→ WHAT TO WORK ON
Write out every entry exactly; the pictures do not belong in the copy.
____ SUPPLIED INFORMATION
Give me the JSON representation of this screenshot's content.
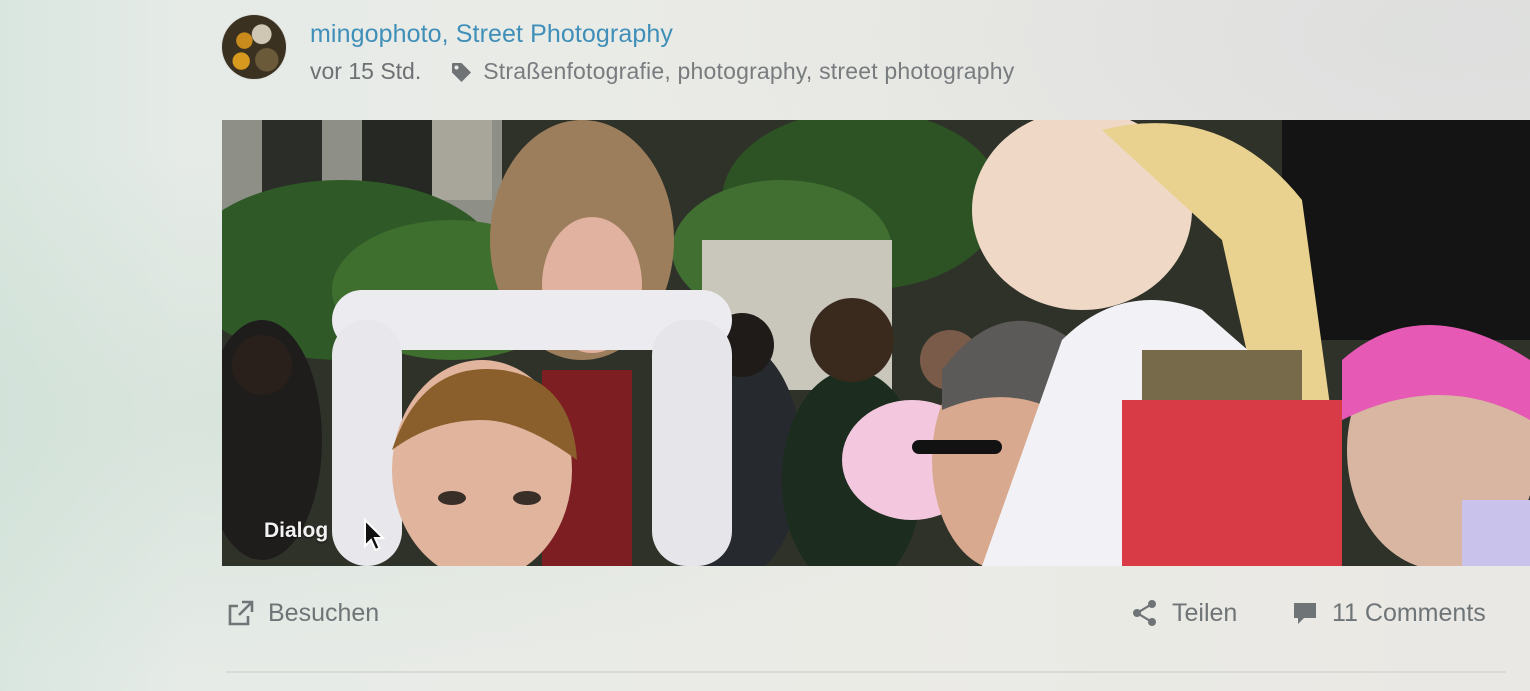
{
  "post": {
    "author": "mingophoto, Street Photography",
    "time": "vor 15 Std.",
    "tags": "Straßenfotografie, photography, street photography"
  },
  "image": {
    "caption": "Dialog"
  },
  "actions": {
    "visit_label": "Besuchen",
    "share_label": "Teilen",
    "comments_label": "11 Comments"
  },
  "icons": {
    "tag": "tag-icon",
    "visit": "external-link-icon",
    "share": "share-icon",
    "comments": "comment-icon",
    "cursor": "cursor-icon"
  },
  "colors": {
    "author_link": "#3f8fb8",
    "meta_text": "#6e7173",
    "action_text": "#6f7477"
  }
}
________
→ OUTPUT OF THE TASK
Give me the JSON representation of this screenshot's content.
{
  "post": {
    "author": "mingophoto, Street Photography",
    "time": "vor 15 Std.",
    "tags": "Straßenfotografie, photography, street photography"
  },
  "image": {
    "caption": "Dialog"
  },
  "actions": {
    "visit_label": "Besuchen",
    "share_label": "Teilen",
    "comments_label": "11 Comments"
  },
  "icons": {
    "tag": "tag-icon",
    "visit": "external-link-icon",
    "share": "share-icon",
    "comments": "comment-icon",
    "cursor": "cursor-icon"
  },
  "colors": {
    "author_link": "#3f8fb8",
    "meta_text": "#6e7173",
    "action_text": "#6f7477"
  }
}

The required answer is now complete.